A new study has found that early administration of ivermectin can reduce viral loads and symptom duration in patients with mild COVID-19
A new small pilot study, which is part of the SAINT project and has been led by the University of Navarra Clinic and the Barcelona Institute for Global Health (ISGlobal), an institution supported by the “la Caixa” Foundation, suggests that early administration of ivermectin can reduce viral loads and symptom duration in patients with mild COVID-19, which in turn could help reduce viral transmission.
“Many efforts are focusing on developing treatments for COVID-19, but few are addressing how to reduce viral transmission,” says study coordinator Carlos Chaccour, researcher at ISGlobal and physician at the University of Navarra Clinic.
Chaccour and his team assessed whether the maximal dose of ivermectin, an antiparasitic drug that has been shown to reduce SARS-CoV-2 replication in vitro (in cell lines), recommended in Europe could have an impact on viral transmission when administered within the first days after symptom onset.
The research team gave one single dose of ivermectin or placebo to 24 patients with confirmed infection and mild symptoms, within the first 72 hours after the first symptoms started.
Nasal swabs and blood samples were taken at the moment of enrolment and 1, 2 and/or 3 weeks after treatment.
Seven days after treatments, no difference was observed in the percentage of PCR-positive patients, however, the mean viral load in the ivermectin-treated group was lower (around 3x lower at 4 days and up to 18x lower at 7 days post-treatment).
Treated patients also showed a reduced duration of certain symptoms and all patients developed virus-specific IgG but, the mean level of antibodies in the treated group was lower than in the placebo group. “This could be the result of a lower viral load in these patients,” explains Chaccour.

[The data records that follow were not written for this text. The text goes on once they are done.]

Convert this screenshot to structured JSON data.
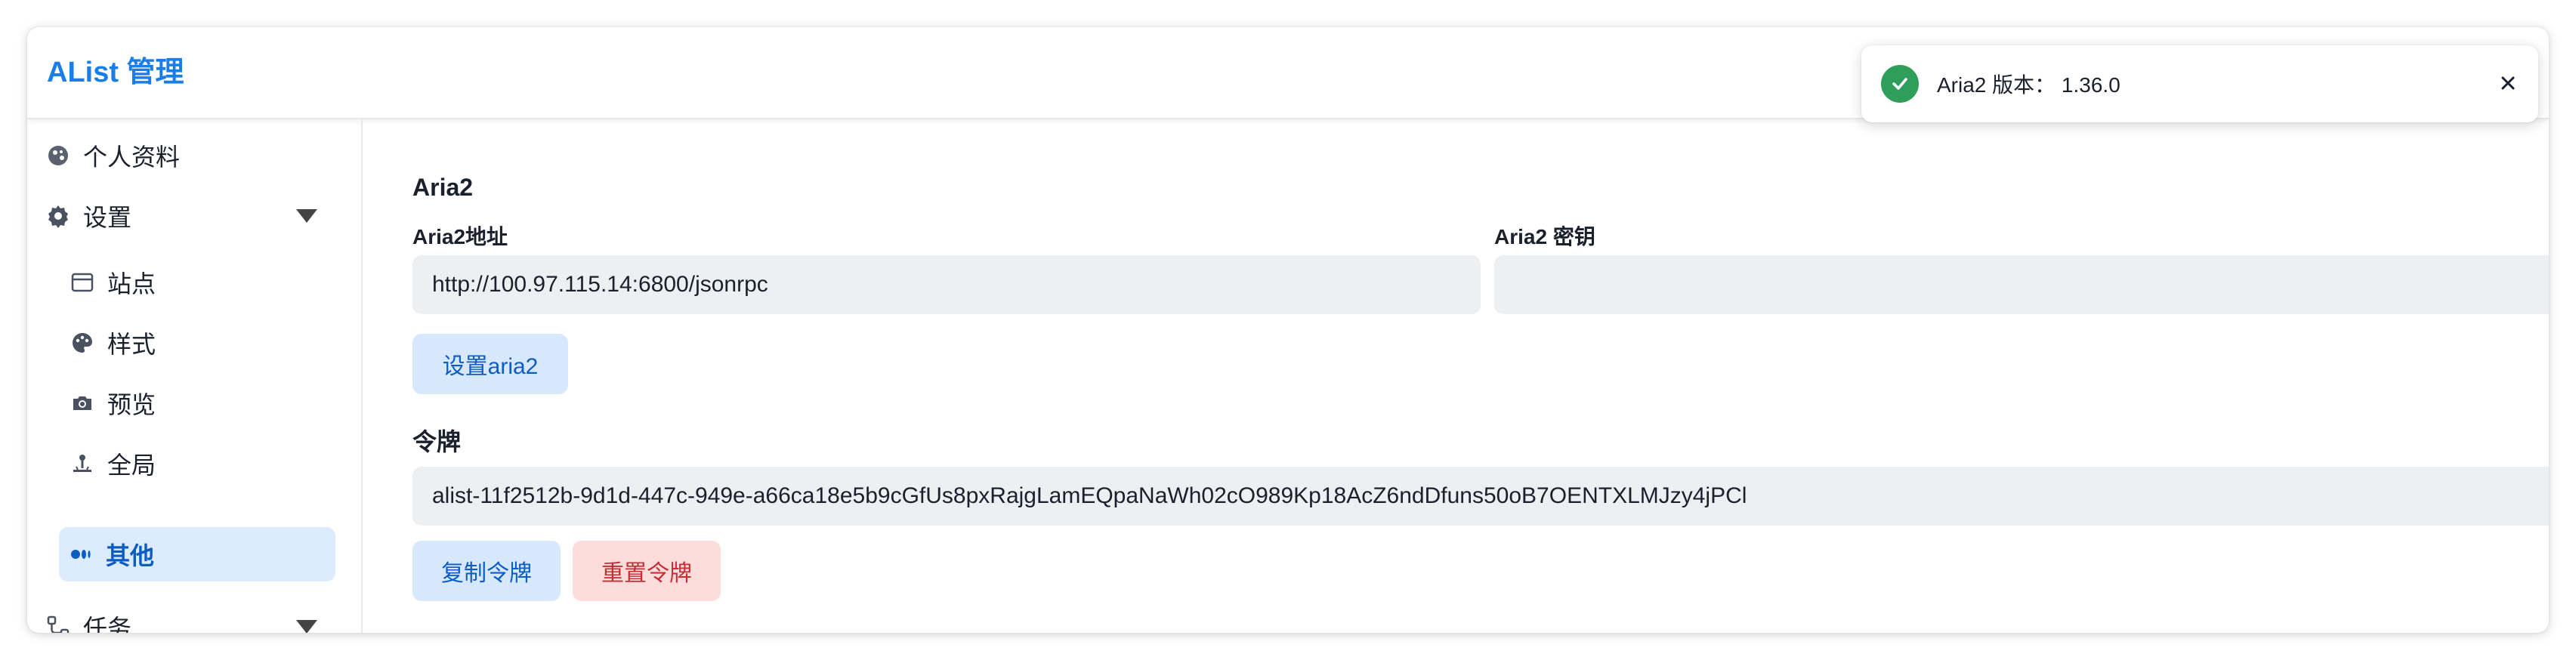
{
  "header": {
    "title": "AList 管理"
  },
  "sidebar": {
    "items": [
      {
        "label": "个人资料",
        "icon": "profile-icon"
      },
      {
        "label": "设置",
        "icon": "gear-icon",
        "expanded": true
      },
      {
        "label": "站点",
        "icon": "site-icon"
      },
      {
        "label": "样式",
        "icon": "palette-icon"
      },
      {
        "label": "预览",
        "icon": "camera-icon"
      },
      {
        "label": "全局",
        "icon": "joystick-icon"
      },
      {
        "label": "其他",
        "icon": "other-icon",
        "active": true
      },
      {
        "label": "任务",
        "icon": "tasks-icon",
        "expanded": false
      }
    ]
  },
  "main": {
    "aria2": {
      "title": "Aria2",
      "url_label": "Aria2地址",
      "url_value": "http://100.97.115.14:6800/jsonrpc",
      "secret_label": "Aria2 密钥",
      "secret_value": "",
      "set_button": "设置aria2"
    },
    "token": {
      "title": "令牌",
      "value": "alist-11f2512b-9d1d-447c-949e-a66ca18e5b9cGfUs8pxRajgLamEQpaNaWh02cO989Kp18AcZ6ndDfuns50oB7OENTXLMJzy4jPCl",
      "copy_button": "复制令牌",
      "reset_button": "重置令牌"
    }
  },
  "toast": {
    "message": "Aria2 版本： 1.36.0",
    "status": "success",
    "colors": {
      "success": "#2f9e5b"
    }
  },
  "colors": {
    "brand": "#1a7ee8",
    "active_bg": "#dcebfd",
    "danger": "#c62d35"
  }
}
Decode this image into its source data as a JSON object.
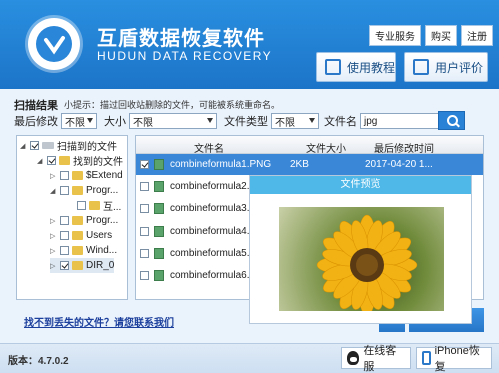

The fact that there was no effect on duration of symptoms or makers associated with inflammation suggests that ivermectin may act through mechanisms that do not involve a possible anti-inflammatory effect and the authors believe it could be interfering with viral entry in the cells.
“Our findings are in line with those from recent assays conducted in Bangladesh and Argentina,” says Chaccour. “Although our study is small and it is too early to draw conclusions, the trends observed in viral loads, symptom duration and antibody levels are encouraging and warrant further exploration in larger clinical trials with a higher diversity of patients,” he adds.
The findings of the pilot study have been published in EClinicalMedicine.
Chaccour C, Casellas A, Blanco-Di Matteo A, et al. The effect of early treatment with ivermectin on viral load, symptoms and humoral response in patients with mild COVID-19: a pilot, double-blind, placebo-controlled, randomized clinical trial. EClinicalMedicine. 2021. DOI: 10.1016/j.eclinm.2020.100720